- Goal of the exercise
For the word "font", count the lines of the data that include it and give only the total.

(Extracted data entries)
>>

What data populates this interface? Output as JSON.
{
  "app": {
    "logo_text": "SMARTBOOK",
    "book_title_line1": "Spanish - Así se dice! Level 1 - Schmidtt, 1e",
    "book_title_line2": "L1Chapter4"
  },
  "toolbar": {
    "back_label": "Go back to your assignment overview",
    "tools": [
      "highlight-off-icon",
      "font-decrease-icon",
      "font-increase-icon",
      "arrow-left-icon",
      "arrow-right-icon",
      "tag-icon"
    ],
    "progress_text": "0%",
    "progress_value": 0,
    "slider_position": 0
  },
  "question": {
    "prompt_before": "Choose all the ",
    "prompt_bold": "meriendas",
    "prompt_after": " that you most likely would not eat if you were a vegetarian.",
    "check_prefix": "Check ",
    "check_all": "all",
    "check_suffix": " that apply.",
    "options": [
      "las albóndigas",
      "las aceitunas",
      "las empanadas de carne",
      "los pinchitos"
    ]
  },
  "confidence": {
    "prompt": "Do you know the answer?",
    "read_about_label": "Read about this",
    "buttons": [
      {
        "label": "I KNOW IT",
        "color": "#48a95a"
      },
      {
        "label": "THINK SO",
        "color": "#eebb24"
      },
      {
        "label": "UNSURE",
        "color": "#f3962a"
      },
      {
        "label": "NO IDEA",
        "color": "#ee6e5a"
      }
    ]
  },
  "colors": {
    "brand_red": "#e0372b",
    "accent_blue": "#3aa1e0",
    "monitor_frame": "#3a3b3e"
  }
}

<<

- Exercise output
2